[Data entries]
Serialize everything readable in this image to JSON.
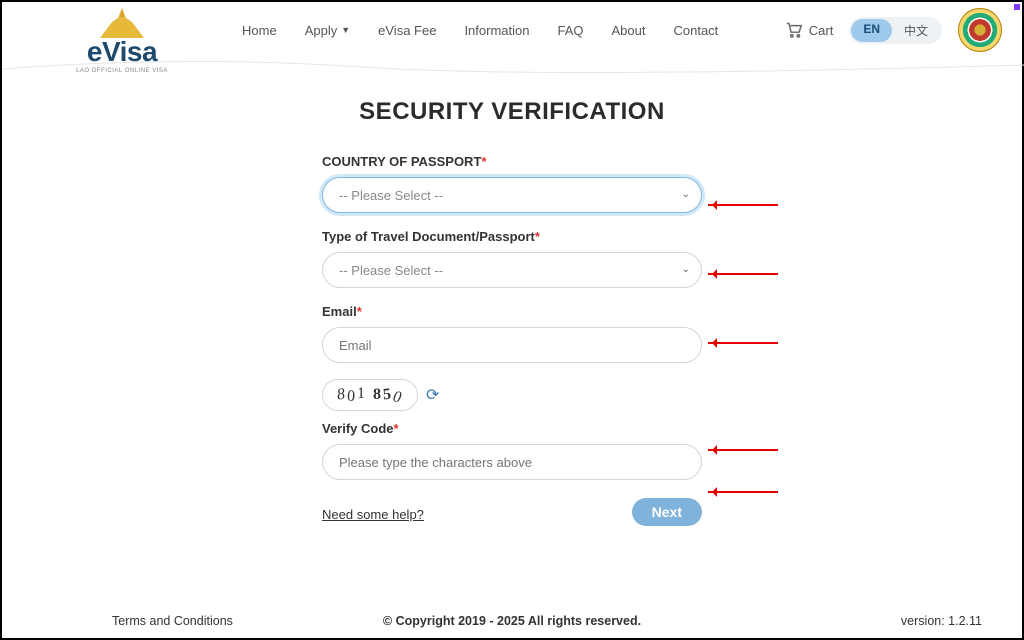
{
  "brand": {
    "name": "eVisa",
    "sub": "LAO OFFICIAL ONLINE VISA"
  },
  "nav": {
    "home": "Home",
    "apply": "Apply",
    "fee": "eVisa Fee",
    "info": "Information",
    "faq": "FAQ",
    "about": "About",
    "contact": "Contact"
  },
  "cart": {
    "label": "Cart"
  },
  "lang": {
    "en": "EN",
    "zh": "中文"
  },
  "page": {
    "title": "SECURITY VERIFICATION",
    "fields": {
      "country_label": "COUNTRY OF PASSPORT",
      "country_placeholder": "-- Please Select --",
      "doc_label": "Type of Travel Document/Passport",
      "doc_placeholder": "-- Please Select --",
      "email_label": "Email",
      "email_placeholder": "Email",
      "verify_label": "Verify Code",
      "verify_placeholder": "Please type the characters above"
    },
    "captcha": [
      "8",
      "0",
      "1",
      "8",
      "5",
      "0"
    ],
    "help": "Need some help?",
    "next": "Next"
  },
  "footer": {
    "terms": "Terms and Conditions",
    "copyright": "© Copyright 2019 - 2025 All rights reserved.",
    "version": "version: 1.2.11"
  }
}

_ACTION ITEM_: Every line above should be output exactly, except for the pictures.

_SOLUTION FOR THIS PROBLEM_:
Serialize everything readable in this image to JSON.
{
  "brand": {
    "name": "eVisa",
    "sub": "LAO OFFICIAL ONLINE VISA"
  },
  "nav": {
    "home": "Home",
    "apply": "Apply",
    "fee": "eVisa Fee",
    "info": "Information",
    "faq": "FAQ",
    "about": "About",
    "contact": "Contact"
  },
  "cart": {
    "label": "Cart"
  },
  "lang": {
    "en": "EN",
    "zh": "中文"
  },
  "page": {
    "title": "SECURITY VERIFICATION",
    "fields": {
      "country_label": "COUNTRY OF PASSPORT",
      "country_placeholder": "-- Please Select --",
      "doc_label": "Type of Travel Document/Passport",
      "doc_placeholder": "-- Please Select --",
      "email_label": "Email",
      "email_placeholder": "Email",
      "verify_label": "Verify Code",
      "verify_placeholder": "Please type the characters above"
    },
    "captcha": [
      "8",
      "0",
      "1",
      "8",
      "5",
      "0"
    ],
    "help": "Need some help?",
    "next": "Next"
  },
  "footer": {
    "terms": "Terms and Conditions",
    "copyright": "© Copyright 2019 - 2025 All rights reserved.",
    "version": "version: 1.2.11"
  }
}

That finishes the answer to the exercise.